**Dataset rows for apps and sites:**
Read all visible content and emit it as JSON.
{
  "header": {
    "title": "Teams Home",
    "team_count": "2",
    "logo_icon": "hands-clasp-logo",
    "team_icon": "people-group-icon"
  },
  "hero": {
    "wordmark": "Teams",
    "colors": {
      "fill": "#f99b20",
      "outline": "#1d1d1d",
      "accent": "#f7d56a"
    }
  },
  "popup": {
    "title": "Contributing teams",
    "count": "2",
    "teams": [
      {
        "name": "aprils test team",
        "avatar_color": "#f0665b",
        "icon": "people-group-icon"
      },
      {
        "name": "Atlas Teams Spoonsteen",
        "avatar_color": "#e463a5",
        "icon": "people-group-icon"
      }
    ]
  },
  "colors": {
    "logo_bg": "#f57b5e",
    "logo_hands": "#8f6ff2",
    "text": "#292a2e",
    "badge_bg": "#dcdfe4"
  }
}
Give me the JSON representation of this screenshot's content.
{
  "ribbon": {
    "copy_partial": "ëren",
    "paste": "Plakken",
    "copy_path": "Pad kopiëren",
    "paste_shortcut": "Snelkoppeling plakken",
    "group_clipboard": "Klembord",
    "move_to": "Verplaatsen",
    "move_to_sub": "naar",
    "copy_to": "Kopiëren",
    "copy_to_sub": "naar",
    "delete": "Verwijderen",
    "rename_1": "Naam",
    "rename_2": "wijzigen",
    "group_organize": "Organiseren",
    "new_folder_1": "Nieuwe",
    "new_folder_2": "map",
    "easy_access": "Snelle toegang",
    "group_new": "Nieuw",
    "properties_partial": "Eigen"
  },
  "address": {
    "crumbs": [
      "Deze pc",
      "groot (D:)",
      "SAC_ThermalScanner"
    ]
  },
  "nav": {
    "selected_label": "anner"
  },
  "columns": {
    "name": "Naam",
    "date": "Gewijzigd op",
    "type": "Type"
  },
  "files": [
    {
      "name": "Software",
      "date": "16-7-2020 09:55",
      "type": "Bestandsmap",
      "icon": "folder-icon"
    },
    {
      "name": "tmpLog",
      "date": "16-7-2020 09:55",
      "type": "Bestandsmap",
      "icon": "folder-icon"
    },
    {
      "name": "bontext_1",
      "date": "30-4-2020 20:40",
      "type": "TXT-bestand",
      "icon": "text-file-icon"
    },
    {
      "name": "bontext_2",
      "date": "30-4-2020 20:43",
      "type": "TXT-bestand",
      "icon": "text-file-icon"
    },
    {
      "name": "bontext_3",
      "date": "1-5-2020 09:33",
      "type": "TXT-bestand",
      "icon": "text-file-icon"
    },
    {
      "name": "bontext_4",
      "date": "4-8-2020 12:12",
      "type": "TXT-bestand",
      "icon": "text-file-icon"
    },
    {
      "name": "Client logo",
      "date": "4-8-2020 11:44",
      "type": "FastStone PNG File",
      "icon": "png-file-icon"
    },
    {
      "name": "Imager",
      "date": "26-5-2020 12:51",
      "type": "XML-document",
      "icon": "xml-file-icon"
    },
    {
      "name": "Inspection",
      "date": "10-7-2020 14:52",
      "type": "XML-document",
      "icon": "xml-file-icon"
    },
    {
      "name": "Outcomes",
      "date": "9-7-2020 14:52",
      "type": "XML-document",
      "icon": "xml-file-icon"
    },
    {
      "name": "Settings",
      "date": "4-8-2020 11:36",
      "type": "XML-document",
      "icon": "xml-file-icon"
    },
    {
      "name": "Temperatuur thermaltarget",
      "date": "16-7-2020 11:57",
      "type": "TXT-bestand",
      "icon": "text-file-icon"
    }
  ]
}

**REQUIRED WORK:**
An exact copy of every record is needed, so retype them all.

**EXERCISE RESPONSE:**
Read all visible content and emit it as JSON.
{
  "header": {
    "title": "Teams Home",
    "team_count": "2",
    "logo_icon": "hands-clasp-logo",
    "team_icon": "people-group-icon"
  },
  "hero": {
    "wordmark": "Teams",
    "colors": {
      "fill": "#f99b20",
      "outline": "#1d1d1d",
      "accent": "#f7d56a"
    }
  },
  "popup": {
    "title": "Contributing teams",
    "count": "2",
    "teams": [
      {
        "name": "aprils test team",
        "avatar_color": "#f0665b",
        "icon": "people-group-icon"
      },
      {
        "name": "Atlas Teams Spoonsteen",
        "avatar_color": "#e463a5",
        "icon": "people-group-icon"
      }
    ]
  },
  "colors": {
    "logo_bg": "#f57b5e",
    "logo_hands": "#8f6ff2",
    "text": "#292a2e",
    "badge_bg": "#dcdfe4"
  }
}
Give me the JSON representation of this screenshot's content.
{
  "ribbon": {
    "copy_partial": "ëren",
    "paste": "Plakken",
    "copy_path": "Pad kopiëren",
    "paste_shortcut": "Snelkoppeling plakken",
    "group_clipboard": "Klembord",
    "move_to": "Verplaatsen",
    "move_to_sub": "naar",
    "copy_to": "Kopiëren",
    "copy_to_sub": "naar",
    "delete": "Verwijderen",
    "rename_1": "Naam",
    "rename_2": "wijzigen",
    "group_organize": "Organiseren",
    "new_folder_1": "Nieuwe",
    "new_folder_2": "map",
    "easy_access": "Snelle toegang",
    "group_new": "Nieuw",
    "properties_partial": "Eigen"
  },
  "address": {
    "crumbs": [
      "Deze pc",
      "groot (D:)",
      "SAC_ThermalScanner"
    ]
  },
  "nav": {
    "selected_label": "anner"
  },
  "columns": {
    "name": "Naam",
    "date": "Gewijzigd op",
    "type": "Type"
  },
  "files": [
    {
      "name": "Software",
      "date": "16-7-2020 09:55",
      "type": "Bestandsmap",
      "icon": "folder-icon"
    },
    {
      "name": "tmpLog",
      "date": "16-7-2020 09:55",
      "type": "Bestandsmap",
      "icon": "folder-icon"
    },
    {
      "name": "bontext_1",
      "date": "30-4-2020 20:40",
      "type": "TXT-bestand",
      "icon": "text-file-icon"
    },
    {
      "name": "bontext_2",
      "date": "30-4-2020 20:43",
      "type": "TXT-bestand",
      "icon": "text-file-icon"
    },
    {
      "name": "bontext_3",
      "date": "1-5-2020 09:33",
      "type": "TXT-bestand",
      "icon": "text-file-icon"
    },
    {
      "name": "bontext_4",
      "date": "4-8-2020 12:12",
      "type": "TXT-bestand",
      "icon": "text-file-icon"
    },
    {
      "name": "Client logo",
      "date": "4-8-2020 11:44",
      "type": "FastStone PNG File",
      "icon": "png-file-icon"
    },
    {
      "name": "Imager",
      "date": "26-5-2020 12:51",
      "type": "XML-document",
      "icon": "xml-file-icon"
    },
    {
      "name": "Inspection",
      "date": "10-7-2020 14:52",
      "type": "XML-document",
      "icon": "xml-file-icon"
    },
    {
      "name": "Outcomes",
      "date": "9-7-2020 14:52",
      "type": "XML-document",
      "icon": "xml-file-icon"
    },
    {
      "name": "Settings",
      "date": "4-8-2020 11:36",
      "type": "XML-document",
      "icon": "xml-file-icon"
    },
    {
      "name": "Temperatuur thermaltarget",
      "date": "16-7-2020 11:57",
      "type": "TXT-bestand",
      "icon": "text-file-icon"
    }
  ]
}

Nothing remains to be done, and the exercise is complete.